A microbiologist used a germ-filled petri dish to show how a mask catches droplets that spray from your mouth when you talk, cough, sing, and sneeze

A microbiologist used a germ-filled petri dish to show how a mask catches droplets that spray from your mouth when you talk, cough, sing, and sneeze
Crystal Cox/Business Insider
  • A microbiologist's mask-wearing experiment is all over social media. It demonstrates how far a person can spread respiratory particles, which can transmit the coronavirus, with and without a mask.
  • Critics of the demonstration said it didn't use a large enough sample size, and that the researcher's use of bacteria wasn't helpful because the coronavirus is a virus.
  • But a virologist told Insider the demonstration makes a valid argument for mask-wearing as a vital public safety measure during the pandemic.

Face masks have become one of the most hotly debated coronavirus-pandemic topics, despite the CDC and WHO recommendations to wear them, so a microbiologist conducted an experiment that illustrated just how useful masks can be.

Rich Davis, the regional director of microbiology at Providence Health Care in Spokane, Washington, coughed, sneezed, and sang over a petri dish for 15 seconds. He did it a few times, half of the time while wearing a standard triple-layer hospital surgical mask, and half without a face covering.

He then looked at the petri dishes: the ones that he stood over wearing a mask had a few speckles of bacteria in them. The ones he used without a mask wear filled with germs.

Davis conducted his experiment from two, four, and six feet away from the bacteria-collecting dishes to see if distance made a difference, and found that the six-foot mark led to less bacteria spread both with and without a mask. But at all of the distances, Davis noted that mask-wearing substantially lessened particle spread.

The experiment used bacteria, not viral particles, but the results are still valid

Though the coronavirus is a virus, not bacteria, Davis told Insider his demonstration still shows how masks stop large respiratory droplets from traveling through the air. These droplets are the same kind that transmit COVID-19 particles.


"Even though individual viruses are many magnitudes smaller than individual bacteria, large droplets are what most respiratory viruses are contained in and these are blocked by masks," Davis told Insider.

He also noted that the sample size of one (Davis only performed the experiment using himself) was another caveat of the demonstration.

William Schaffner, a professor of preventive medicine and infectious diseases at Vanderbilt University Medical Center, told Insider Davis' experiment, despite its caveats, acts as a helpful visual example of why mask-wearing is so important right now.

A microbiologist used a germ-filled petri dish to show how a mask catches droplets that spray from your mouth when you talk, cough, sing, and sneeze
Richard E. Davis/Providence Sacred Heart Medical Center and Children’s Hospital

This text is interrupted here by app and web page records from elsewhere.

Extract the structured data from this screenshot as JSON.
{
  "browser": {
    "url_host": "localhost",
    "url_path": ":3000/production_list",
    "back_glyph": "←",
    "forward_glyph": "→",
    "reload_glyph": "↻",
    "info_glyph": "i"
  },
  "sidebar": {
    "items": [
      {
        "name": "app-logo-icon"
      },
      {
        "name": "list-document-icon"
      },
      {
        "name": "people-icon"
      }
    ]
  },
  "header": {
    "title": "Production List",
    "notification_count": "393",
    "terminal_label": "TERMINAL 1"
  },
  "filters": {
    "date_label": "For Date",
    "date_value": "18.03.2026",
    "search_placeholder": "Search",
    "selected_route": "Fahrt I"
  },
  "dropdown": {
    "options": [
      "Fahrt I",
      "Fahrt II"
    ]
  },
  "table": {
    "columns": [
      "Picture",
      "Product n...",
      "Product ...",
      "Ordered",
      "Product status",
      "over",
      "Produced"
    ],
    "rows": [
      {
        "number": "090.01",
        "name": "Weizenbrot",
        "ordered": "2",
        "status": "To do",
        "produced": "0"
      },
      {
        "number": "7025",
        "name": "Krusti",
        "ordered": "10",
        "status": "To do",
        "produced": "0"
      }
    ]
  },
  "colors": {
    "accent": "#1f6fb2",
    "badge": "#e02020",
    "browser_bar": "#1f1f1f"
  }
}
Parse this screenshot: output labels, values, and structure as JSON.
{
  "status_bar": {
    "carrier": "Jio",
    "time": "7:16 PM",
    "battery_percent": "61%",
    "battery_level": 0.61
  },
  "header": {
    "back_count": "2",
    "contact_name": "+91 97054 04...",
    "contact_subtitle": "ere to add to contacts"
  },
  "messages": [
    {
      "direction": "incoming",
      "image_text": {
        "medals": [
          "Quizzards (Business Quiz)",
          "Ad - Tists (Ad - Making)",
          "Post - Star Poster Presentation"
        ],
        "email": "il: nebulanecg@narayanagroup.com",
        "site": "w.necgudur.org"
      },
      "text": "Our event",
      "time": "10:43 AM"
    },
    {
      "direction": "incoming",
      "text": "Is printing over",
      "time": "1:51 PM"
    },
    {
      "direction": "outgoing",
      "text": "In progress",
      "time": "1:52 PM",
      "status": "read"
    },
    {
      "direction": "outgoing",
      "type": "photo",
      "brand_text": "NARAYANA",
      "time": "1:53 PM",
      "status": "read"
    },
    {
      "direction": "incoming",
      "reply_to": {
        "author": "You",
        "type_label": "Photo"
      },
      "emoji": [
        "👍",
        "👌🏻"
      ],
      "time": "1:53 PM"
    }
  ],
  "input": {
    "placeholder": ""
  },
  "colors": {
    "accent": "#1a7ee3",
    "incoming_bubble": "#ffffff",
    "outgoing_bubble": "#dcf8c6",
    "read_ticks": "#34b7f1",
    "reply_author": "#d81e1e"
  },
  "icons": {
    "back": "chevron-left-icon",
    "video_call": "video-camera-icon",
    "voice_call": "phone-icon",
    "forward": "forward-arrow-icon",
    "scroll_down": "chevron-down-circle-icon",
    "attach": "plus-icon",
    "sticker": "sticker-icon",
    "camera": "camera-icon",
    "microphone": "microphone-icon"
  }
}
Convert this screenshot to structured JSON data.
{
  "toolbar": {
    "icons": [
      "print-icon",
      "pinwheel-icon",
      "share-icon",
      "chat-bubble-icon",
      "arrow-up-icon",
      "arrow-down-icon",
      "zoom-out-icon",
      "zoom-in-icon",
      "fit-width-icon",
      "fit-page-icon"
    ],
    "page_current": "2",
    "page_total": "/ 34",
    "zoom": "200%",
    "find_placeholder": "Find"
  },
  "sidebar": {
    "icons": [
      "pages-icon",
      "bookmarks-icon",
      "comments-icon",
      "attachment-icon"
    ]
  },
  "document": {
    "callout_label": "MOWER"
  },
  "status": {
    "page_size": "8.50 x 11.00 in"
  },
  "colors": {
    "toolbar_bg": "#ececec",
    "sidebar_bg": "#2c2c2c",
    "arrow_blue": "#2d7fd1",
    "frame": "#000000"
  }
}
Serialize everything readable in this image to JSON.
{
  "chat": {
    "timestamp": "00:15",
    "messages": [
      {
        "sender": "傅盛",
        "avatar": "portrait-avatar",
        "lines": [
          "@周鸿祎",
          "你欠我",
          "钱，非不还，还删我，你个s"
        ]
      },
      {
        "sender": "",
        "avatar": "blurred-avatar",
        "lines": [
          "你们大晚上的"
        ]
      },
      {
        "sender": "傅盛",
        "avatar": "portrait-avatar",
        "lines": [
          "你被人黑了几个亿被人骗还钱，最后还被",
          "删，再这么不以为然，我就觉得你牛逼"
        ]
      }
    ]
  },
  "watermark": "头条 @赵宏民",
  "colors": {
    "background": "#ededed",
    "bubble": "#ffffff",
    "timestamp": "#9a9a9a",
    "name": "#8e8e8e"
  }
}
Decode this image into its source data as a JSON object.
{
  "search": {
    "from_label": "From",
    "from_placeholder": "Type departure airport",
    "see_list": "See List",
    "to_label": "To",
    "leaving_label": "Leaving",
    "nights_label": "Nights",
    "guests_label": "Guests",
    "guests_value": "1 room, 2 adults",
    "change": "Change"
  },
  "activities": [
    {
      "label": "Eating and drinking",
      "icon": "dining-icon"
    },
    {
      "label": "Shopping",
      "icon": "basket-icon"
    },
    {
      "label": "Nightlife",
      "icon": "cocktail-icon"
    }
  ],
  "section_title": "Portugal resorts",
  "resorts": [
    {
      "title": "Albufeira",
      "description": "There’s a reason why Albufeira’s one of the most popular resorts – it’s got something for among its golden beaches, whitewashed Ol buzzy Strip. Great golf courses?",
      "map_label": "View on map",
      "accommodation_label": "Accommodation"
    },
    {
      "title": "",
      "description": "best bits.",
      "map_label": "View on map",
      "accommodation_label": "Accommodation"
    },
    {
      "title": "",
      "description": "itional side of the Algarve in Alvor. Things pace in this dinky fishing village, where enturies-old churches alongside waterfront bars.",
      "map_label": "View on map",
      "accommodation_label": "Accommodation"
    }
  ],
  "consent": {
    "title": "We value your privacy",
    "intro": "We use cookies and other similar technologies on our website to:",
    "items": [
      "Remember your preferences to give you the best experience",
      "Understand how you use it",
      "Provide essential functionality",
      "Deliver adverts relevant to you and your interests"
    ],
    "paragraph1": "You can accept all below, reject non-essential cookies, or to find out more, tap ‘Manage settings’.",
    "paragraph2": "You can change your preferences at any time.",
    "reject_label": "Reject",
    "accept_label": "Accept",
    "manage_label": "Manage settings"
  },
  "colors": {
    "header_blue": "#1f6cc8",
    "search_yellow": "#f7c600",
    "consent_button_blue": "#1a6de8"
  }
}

According to Schaffner, Davis' demonstration mimics previous studies that showed the effectiveness of mask-wearing to stop the spread of infectious particles.


"It's nice to have that physically reinforced in the current environment," Schaffner said.

He added that the differences between bacteria and virus spread are "so nuanced that they're not important. The major lessons about the general effectiveness of masks in interrupting transmission of infectious agents hold firm," in Davis' experiment, Schaffner said.

'What more do you need?'

Davis' demonstration was met with some backlash. Critics said his one-off trial was imperfect and didn't prove mask-wearing was necessary (though some people contacting him to say the experiment inspired them to finally commit to wearing a mask).

"The most frequent criticism I've seen is definitely a quick message of, 'Don't you know that bacteria are not the same thing as viruses?' I've really tried to provide all the necessary context and caveats for these really dramatic images people are seeing (both in the images themselves and in the discussion and explanation)," Davis said. "Because of that, it's easier to see a lot of these criticisms as people who maybe didn't take the time to read what's there already."

Schaffner agreed, and said those critics are missing the point. Although it's true masks are an imperfect solution to stopping coronavirus spread, they're a tool that can be combined with other methods to get the job done.


"So by using masks of various kinds, social distancing, or avoiding crowds, et cetera, those are the things that, taken cumulatively, have been shown very nicely to substantially reduce the risk of transmission if we all do them together," Schaffner said.

"What more do you need? Stop trying to be a scientist. Don't get into the details. The important thing is to wear a mask."